### Supplied data ###
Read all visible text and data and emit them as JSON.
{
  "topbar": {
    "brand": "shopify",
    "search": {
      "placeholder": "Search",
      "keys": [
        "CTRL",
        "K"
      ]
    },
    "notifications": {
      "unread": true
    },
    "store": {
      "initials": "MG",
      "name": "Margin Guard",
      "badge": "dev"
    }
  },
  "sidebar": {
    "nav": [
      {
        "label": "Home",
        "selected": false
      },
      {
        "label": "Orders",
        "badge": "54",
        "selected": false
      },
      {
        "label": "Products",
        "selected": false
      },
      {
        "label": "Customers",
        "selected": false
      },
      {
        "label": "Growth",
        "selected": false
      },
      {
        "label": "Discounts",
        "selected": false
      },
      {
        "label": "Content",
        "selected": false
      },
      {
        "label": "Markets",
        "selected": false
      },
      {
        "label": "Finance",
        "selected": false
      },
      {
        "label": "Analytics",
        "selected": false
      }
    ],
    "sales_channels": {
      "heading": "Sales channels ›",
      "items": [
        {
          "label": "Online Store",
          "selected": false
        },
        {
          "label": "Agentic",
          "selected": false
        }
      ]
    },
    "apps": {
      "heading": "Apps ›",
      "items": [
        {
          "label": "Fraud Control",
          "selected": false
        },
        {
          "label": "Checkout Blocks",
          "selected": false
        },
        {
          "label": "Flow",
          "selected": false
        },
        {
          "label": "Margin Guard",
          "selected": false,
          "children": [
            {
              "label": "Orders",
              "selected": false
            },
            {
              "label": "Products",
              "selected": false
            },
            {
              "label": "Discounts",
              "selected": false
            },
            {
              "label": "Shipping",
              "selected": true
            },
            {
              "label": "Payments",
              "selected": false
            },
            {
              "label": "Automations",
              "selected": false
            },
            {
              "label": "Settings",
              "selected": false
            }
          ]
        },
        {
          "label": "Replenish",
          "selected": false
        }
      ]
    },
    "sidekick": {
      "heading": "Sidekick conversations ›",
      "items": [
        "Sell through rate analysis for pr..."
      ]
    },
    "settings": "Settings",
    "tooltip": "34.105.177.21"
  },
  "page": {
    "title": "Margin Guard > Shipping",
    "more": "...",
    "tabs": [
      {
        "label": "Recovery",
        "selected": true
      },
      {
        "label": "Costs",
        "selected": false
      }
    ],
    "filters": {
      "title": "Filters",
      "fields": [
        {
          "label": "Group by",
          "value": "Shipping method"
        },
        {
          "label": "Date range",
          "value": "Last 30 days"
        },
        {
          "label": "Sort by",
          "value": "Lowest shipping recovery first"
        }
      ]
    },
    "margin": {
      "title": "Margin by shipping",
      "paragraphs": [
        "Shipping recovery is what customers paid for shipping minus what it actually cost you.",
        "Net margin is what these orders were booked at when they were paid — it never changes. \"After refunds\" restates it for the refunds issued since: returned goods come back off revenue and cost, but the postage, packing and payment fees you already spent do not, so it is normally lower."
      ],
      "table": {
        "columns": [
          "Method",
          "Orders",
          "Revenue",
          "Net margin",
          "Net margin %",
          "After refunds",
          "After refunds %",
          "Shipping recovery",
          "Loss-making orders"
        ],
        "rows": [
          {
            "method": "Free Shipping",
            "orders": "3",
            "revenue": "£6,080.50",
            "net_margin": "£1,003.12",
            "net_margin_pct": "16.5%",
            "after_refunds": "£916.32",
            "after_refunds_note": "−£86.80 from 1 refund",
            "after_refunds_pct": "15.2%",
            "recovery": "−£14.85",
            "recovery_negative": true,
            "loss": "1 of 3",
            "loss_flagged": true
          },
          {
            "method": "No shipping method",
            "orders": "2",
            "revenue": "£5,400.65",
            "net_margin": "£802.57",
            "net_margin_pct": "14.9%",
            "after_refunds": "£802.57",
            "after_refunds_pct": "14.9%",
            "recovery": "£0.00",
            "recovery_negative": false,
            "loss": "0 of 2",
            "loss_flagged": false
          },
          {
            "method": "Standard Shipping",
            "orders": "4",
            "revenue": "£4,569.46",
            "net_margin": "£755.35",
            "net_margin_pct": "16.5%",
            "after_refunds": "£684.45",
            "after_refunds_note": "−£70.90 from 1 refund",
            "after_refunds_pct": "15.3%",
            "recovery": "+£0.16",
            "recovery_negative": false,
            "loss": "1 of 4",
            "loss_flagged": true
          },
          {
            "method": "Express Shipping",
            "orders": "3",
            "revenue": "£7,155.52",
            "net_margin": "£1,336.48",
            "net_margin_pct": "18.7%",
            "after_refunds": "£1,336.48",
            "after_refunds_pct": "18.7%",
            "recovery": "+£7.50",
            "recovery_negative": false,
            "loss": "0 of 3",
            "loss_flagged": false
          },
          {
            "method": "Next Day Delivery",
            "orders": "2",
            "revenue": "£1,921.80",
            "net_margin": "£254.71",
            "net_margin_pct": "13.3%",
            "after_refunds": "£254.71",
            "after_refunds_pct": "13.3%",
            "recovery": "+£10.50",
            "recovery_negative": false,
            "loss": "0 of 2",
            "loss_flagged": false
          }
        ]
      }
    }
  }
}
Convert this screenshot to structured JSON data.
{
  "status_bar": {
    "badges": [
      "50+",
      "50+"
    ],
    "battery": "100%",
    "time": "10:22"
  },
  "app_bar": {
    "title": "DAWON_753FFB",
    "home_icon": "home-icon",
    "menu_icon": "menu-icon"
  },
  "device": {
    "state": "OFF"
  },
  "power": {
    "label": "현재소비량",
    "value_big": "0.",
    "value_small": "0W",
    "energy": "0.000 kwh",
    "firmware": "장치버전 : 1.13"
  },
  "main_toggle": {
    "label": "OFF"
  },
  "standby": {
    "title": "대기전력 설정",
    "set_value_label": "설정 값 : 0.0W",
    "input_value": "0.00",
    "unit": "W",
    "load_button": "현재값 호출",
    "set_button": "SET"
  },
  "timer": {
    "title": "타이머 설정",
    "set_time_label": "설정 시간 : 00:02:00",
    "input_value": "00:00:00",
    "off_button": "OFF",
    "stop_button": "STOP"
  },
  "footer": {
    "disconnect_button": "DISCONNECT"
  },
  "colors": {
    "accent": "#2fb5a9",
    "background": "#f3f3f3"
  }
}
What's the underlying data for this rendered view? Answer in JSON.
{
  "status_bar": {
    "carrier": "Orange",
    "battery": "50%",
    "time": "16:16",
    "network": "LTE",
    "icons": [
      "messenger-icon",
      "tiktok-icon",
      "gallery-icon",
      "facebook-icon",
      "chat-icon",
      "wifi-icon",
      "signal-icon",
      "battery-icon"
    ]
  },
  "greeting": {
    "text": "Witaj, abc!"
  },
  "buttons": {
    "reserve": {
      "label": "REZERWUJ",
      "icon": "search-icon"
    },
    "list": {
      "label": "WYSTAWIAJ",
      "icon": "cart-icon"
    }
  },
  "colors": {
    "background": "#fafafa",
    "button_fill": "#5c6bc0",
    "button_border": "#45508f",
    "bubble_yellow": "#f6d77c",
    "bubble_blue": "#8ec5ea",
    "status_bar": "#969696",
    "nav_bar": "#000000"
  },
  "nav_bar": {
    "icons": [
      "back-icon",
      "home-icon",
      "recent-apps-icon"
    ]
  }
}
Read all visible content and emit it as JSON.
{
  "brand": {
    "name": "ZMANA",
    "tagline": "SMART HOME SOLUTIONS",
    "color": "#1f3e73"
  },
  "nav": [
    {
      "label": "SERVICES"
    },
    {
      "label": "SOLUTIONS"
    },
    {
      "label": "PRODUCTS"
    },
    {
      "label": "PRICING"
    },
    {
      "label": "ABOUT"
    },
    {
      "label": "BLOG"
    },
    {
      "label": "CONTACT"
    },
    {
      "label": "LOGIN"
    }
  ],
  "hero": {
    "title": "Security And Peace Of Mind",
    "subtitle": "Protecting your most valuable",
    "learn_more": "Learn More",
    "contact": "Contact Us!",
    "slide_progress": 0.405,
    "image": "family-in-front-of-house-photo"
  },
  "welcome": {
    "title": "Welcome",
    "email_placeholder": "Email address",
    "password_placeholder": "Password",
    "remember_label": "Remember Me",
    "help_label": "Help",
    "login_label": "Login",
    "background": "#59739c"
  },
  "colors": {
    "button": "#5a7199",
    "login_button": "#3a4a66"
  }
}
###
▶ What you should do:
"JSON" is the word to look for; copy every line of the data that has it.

▶ Reply to the task:
Read all visible text and data and emit them as JSON.
Convert this screenshot to structured JSON data.
What's the underlying data for this rendered view? Answer in JSON.
Read all visible content and emit it as JSON.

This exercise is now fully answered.